Now, when you're pushing a vacuum through your home, you make decisions. If you see that an area is especially dirty, you spend more time there. When you pass from the linoleum of the kitchen to the carpet in the dining room, you turn a knob on the vacuum so it can achieve its optimum efficiency on the type of floor its cleaning. As a robot, Roomba should be able to at least partially replicate a human's ability to clean effectively.

In order to figure out which areas need extra cleaning, Roomba Red has two dirt sensors located immediately above the agitator brush. These dirt sensors are acoustic impact sensors. When the agitator kicks up a large amount of dirt, the dirt causes more vibration when it hits the metal plates of the sensors. The sensors detect that increase and tell Roomba to go over the area again. To make the transition between floor types, Roomba's cleaning deck (which houses the agitator setup) automatically adjusts its height when it senses a half-inch (1.3-cm) rise in the floor surface.

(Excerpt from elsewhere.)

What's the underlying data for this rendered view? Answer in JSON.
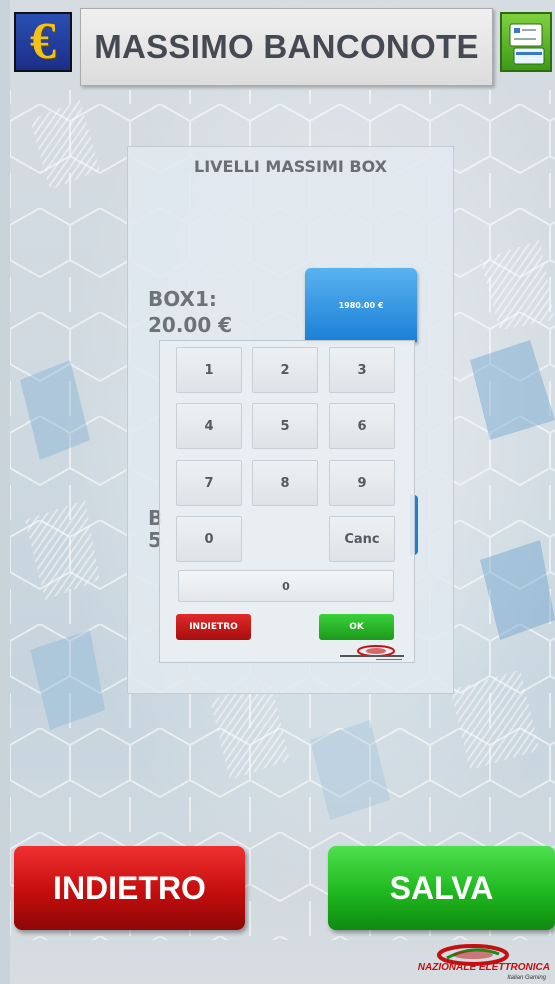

One thing Roomba can do that a human and an upright vacuum can't is get completely under furniture. Because Roomba Red is only about 3.5 inches (9 cm) tall, it can easily get under most coffee tables, night stands, beds and some couches. The ability to clean under furniture is arguably one of the biggest draws of the robotic vacuum.

The Roomba Red is a handy device, but it's only one example of a vacuuming robot. In the next section, we'll check out some of the other robotic vacuums available today.